Many more French authorities to the same effect could be referred to, but it is unnecessary, as the Supreme Court of Louisiana has passed upon the question and its decision is binding on us as a rule of property. In the case of Parkinson v. McDonough, 4 Martin N.S. 246, decided in 1826, the substantive words of the bequest were the same as in the case
before us -- namely
"I bequeath to the orphan children of my old friend Godfrey Duher, Mary, Nancy, James, and Eliza, one-eighth of all my property, to be equally divided among them,"
and the decision was that the legacy was conjoint, and consequently, that the portion of one of the legatees who died before the testator went by accretion to the survivors.
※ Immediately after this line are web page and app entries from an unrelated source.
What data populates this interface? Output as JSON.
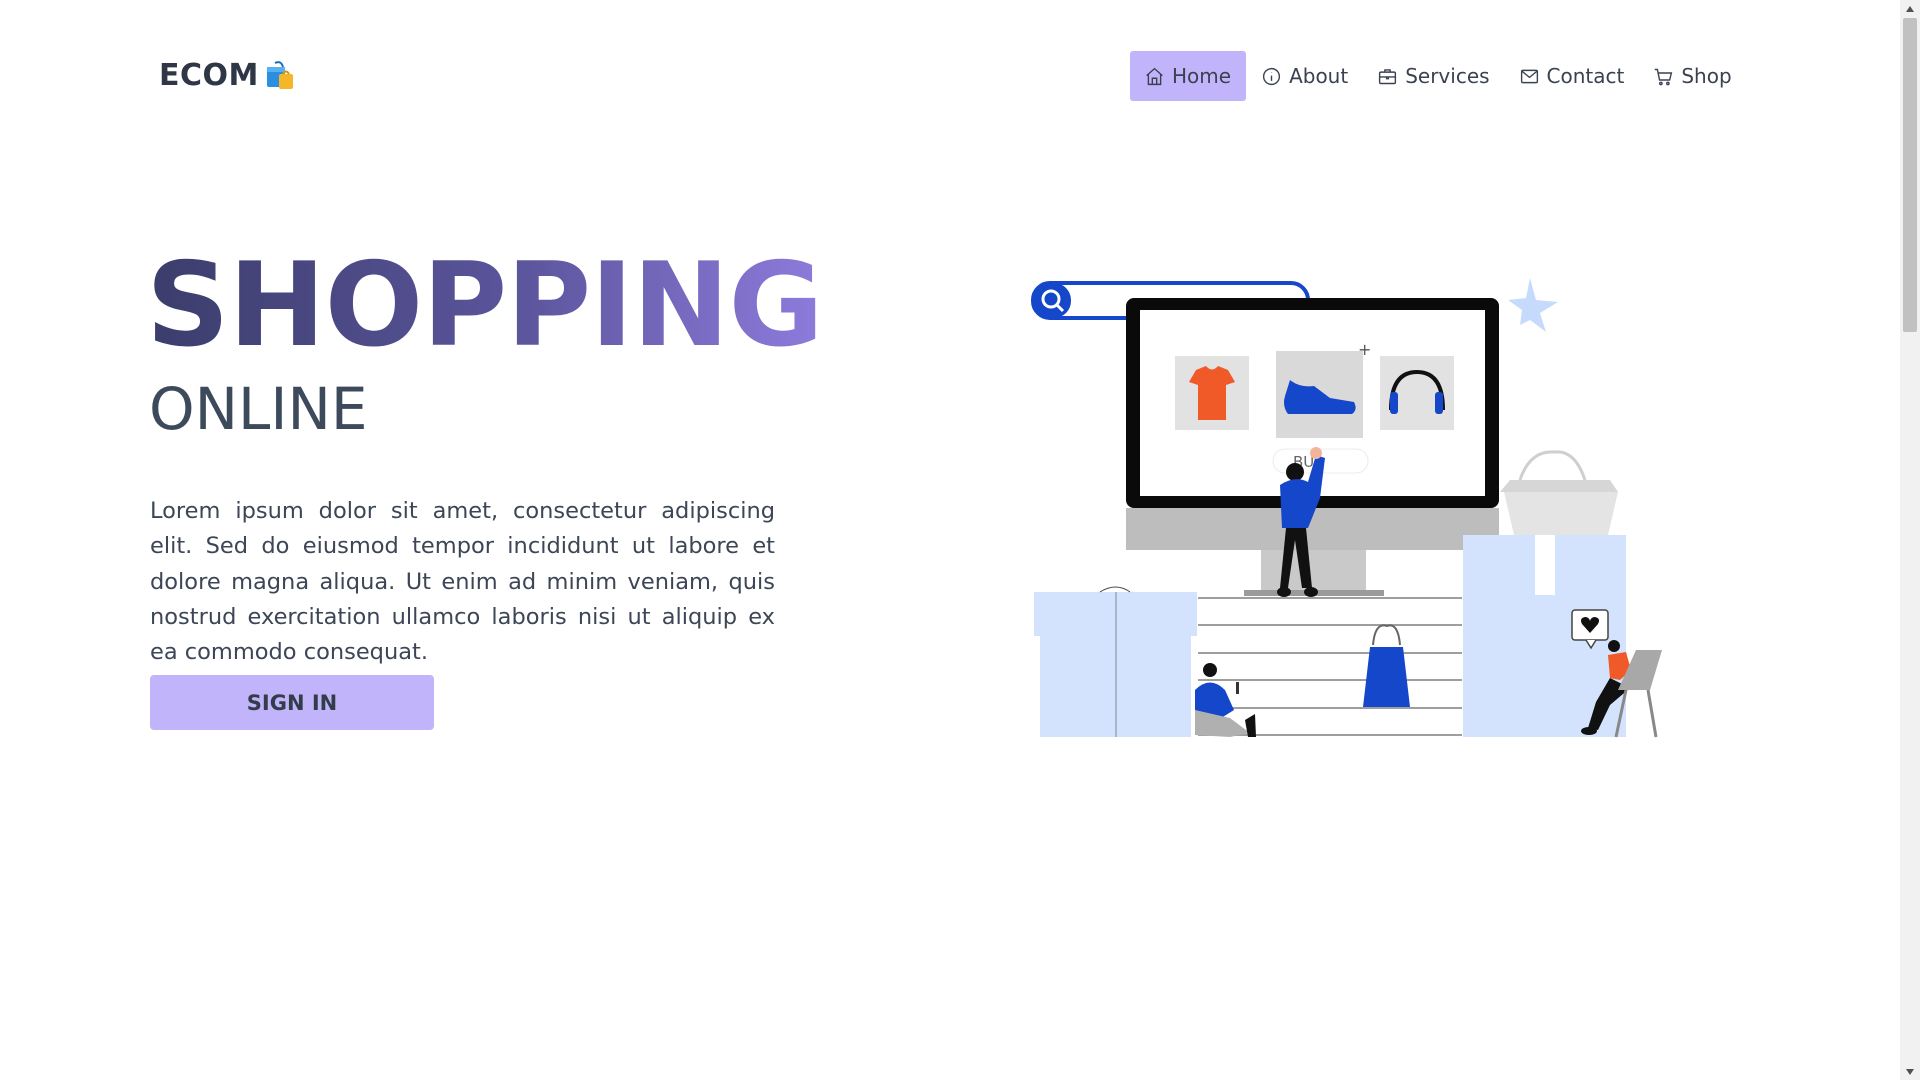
{
  "brand": {
    "name": "ECOM"
  },
  "nav": {
    "items": [
      {
        "label": "Home",
        "icon": "home-icon",
        "active": true
      },
      {
        "label": "About",
        "icon": "info-icon",
        "active": false
      },
      {
        "label": "Services",
        "icon": "briefcase-icon",
        "active": false
      },
      {
        "label": "Contact",
        "icon": "mail-icon",
        "active": false
      },
      {
        "label": "Shop",
        "icon": "cart-icon",
        "active": false
      }
    ]
  },
  "hero": {
    "title": "SHOPPING",
    "subtitle": "ONLINE",
    "text": "Lorem ipsum dolor sit amet, consectetur adipiscing elit. Sed do eiusmod tempor incididunt ut labore et dolore magna aliqua. Ut enim ad minim veniam, quis nostrud exercitation ullamco laboris nisi ut aliquip ex ea commodo consequat.",
    "button_label": "SIGN IN"
  },
  "illustration": {
    "screen_button_label": "BU"
  },
  "colors": {
    "accent": "#c2b4fb",
    "title_gradient_start": "#3b3d6b",
    "title_gradient_end": "#8e7bdc",
    "illustration_blue": "#1447c9",
    "illustration_orange": "#f05a28",
    "illustration_light_blue": "#d3e3fd"
  }
}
The court said,
"The distinction between a bequest of a thing to many in equal portions, and one wherein a testator gives a legacy to two or more individuals, to be divided in equal portions, appears at first view extremely subtle and refined. The difference of phraseology in those two modes of bequeathing is so slight as not readily to convey to the mind any difference in ideas, and can only produce this effect by separating the members of the sentence in the latter phrase; in truth, to create two distinct sentences, each complete in itself with regard to sense and meaning -- the one relating to the disposition of the will, the other to its execution. We might hesitate much in adopting this method of construction were it not sanctioned by the authorities cited in behalf of the appellants; the doctrine contended for is fully supported by the commentary of Touillier on the 1044th article of Code Napoleon, which we have already shown to be precisely similar to that of our own code on the same subject."
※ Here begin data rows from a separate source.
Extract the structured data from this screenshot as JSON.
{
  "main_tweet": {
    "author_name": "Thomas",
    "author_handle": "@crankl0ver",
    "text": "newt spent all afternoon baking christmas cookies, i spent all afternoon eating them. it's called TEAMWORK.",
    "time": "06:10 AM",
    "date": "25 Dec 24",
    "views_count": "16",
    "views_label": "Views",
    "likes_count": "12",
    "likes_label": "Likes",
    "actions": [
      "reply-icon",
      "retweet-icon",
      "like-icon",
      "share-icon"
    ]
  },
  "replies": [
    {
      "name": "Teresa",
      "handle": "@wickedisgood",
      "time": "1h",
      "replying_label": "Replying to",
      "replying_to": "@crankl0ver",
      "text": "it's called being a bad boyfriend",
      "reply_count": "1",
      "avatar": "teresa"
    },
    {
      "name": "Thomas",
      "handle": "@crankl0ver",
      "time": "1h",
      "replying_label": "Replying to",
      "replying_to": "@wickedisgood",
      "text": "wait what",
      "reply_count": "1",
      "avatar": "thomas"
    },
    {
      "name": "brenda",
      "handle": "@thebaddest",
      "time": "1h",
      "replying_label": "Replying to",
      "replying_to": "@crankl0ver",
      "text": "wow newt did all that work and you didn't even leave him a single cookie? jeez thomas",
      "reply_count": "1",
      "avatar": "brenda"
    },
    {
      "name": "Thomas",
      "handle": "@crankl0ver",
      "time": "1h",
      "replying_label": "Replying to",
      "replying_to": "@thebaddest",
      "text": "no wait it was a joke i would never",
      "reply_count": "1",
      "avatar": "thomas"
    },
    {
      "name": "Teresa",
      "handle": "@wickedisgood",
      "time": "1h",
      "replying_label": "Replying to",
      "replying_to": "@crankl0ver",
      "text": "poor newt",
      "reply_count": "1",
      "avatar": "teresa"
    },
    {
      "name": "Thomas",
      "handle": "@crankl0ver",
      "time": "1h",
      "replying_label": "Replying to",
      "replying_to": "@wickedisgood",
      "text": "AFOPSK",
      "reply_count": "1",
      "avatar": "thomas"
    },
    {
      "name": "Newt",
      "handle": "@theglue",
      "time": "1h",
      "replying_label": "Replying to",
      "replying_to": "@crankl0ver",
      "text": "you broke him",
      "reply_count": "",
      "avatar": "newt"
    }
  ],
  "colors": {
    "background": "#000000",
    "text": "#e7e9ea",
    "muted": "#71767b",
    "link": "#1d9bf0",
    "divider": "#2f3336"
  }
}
This decision was followed by the same court in 1855 in the case of Lebeau v. Trudeau, 10 La.Ann. 164, which was even a stronger case in favor of assignment of separate parts than that of Parkinson v. McDonough, the words of the bequest being, "After my debts are paid, my property shall be divided in equal proportions among the persons hereinafter named." After naming the legatees, the testator says, "I have hereinbefore mentioned the names of the persons to whom I bequeath all my property." After a full discussion of the question, it was decided that the legacy was conjoint and that accretion took place. The court uses the following language:
"The assigning of the parts of each co-legatee means something more than is comprehended in the language of this will, which, according to my understanding of it, simply directs their participation of his whole estate in equal portions. I apprehend the terms used in the Code contemplate an express specification and assignment
of the respective portions of the legatees, calling each to his particular part. But in the present case, there is not that specific and distinct assignment of the parts which in my judgment is necessary to constitute a distinct legacy to each, of a distinct portion of the deceased's fortune. He appears to me, on the contrary, to have called them conjointly to partake equally in the totality of his estate, and has mentioned the equality of their portions for the purpose of regulating the distribution of that totality. They are conjointly his universal legatees."
In view of these decisions, we cannot hesitate to decide that the legacy in question in a conjoint legacy, and that the right of accretion took place in favor of the defendant in error.